OVER 1/2 of US housholds have lost some income since March.
OVER 1/3 expect to lose more in the next 30 days.
Jobs have been furloughed, businesses closed, hours reduced and salaries cut. While the health emergency and lockdown were the biggest direct cause of unemployment, there were secondary effects, too. Pandemic-induced layoffs were responsible for 11.6 million job losses. A further 6.9 million are due to the unavailability of child care, which is why Trump wants to force children back to school and risk their lives and the lives of their families – it's making him look bad when they stay safe at home.
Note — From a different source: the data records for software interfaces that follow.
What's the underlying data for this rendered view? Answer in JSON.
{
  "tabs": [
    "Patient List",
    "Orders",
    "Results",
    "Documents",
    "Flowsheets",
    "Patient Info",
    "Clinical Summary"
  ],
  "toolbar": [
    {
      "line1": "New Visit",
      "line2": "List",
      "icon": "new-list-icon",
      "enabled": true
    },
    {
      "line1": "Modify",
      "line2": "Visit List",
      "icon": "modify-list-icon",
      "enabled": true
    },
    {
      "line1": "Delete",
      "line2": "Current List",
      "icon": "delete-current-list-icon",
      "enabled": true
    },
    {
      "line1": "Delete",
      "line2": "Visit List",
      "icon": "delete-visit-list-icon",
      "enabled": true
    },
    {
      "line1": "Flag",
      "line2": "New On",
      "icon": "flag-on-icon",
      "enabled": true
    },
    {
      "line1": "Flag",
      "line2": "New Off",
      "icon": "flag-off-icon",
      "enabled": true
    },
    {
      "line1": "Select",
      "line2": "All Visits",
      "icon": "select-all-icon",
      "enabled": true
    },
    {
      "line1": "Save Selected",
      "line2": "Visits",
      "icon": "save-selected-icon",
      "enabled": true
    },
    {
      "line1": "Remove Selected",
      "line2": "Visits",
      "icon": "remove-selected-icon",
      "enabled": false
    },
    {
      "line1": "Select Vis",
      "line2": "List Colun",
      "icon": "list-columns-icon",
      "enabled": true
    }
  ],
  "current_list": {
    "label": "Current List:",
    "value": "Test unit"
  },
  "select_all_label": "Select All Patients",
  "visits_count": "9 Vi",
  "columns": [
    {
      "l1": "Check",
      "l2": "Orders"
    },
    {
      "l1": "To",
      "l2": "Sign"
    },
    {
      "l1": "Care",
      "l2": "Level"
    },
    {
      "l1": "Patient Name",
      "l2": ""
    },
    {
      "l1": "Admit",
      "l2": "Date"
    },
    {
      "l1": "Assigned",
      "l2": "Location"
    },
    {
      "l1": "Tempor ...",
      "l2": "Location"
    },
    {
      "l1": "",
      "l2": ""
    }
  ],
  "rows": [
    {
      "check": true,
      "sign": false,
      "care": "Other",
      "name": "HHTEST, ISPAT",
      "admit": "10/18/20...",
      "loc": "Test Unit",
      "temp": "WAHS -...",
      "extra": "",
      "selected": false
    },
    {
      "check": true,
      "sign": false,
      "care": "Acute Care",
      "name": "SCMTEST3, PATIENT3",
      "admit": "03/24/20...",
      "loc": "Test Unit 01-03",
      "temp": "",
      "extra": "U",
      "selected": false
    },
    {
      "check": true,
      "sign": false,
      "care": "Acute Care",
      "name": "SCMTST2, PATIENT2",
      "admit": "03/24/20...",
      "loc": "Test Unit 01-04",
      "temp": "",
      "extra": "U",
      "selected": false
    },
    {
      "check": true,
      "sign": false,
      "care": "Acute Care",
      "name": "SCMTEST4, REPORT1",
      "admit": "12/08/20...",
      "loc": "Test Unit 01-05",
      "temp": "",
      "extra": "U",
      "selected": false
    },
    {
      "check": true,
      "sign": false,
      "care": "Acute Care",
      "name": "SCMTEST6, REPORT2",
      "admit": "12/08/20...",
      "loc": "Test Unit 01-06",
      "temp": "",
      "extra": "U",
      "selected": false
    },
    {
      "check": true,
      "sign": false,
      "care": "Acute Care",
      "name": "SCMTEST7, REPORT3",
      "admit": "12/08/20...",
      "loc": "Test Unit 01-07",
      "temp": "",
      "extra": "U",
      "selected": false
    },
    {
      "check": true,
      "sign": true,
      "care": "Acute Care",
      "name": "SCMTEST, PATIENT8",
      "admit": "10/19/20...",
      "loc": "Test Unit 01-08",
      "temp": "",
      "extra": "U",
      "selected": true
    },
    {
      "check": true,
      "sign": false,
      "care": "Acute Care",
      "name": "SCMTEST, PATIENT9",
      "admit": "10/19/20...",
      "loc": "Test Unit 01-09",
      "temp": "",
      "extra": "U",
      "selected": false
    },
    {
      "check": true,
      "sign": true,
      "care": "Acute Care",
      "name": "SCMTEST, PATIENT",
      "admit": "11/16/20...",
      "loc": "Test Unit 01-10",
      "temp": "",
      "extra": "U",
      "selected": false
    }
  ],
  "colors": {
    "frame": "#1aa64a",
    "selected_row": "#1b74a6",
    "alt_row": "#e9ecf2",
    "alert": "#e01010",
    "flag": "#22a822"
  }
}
The survey recorded how a public health crisis turned into a food crisis, as the responses showed that millions sometimes or often didn’t have enough to eat. That number rose to 23.8M for the week ending July 24, an increase of almost six million since the first week of May. At the same time, after a near-total shutdown of restaurants early in the crisis, Americans – especially those with higher incomes – have gradually been getting back into the habit of dining out. Still, spending remains far below pre-pandemic levels.
The Centers for Disease Control and Prevention, in a study conducted in May and June, found that more than 10% of adults seriously considered suicide — a figure that rose to more than one-quarter among 18-24 year-olds. It also found a jump in substance abuse, and said mental health outcomes were worse among racial minorities, essential workers, and unpaid caregivers.
The Census Bureau’s survey, in addition to high levels of anxiety and depression, reported on problems with physical health, as well. It found that more than 70.9M adults did not get medical care that they needed, for a condition unrelated to Covid-19, between mid-June and mid-July.
While none of this seems to affect the stock market, you KNOW the market is wrong. Just walking down the street tells you the economy is in trouble as so many stores and restaurants you walk past are temporarily or permanently closed. And this is WITH the economy running on MASSIVE stimulus – MASSIVE is nowhere near a big enough word to describe the stimulus, actually, as it's been about one third of our GDP already in the first 8 months of this year with more on the way. Even so, market returns have been mixed.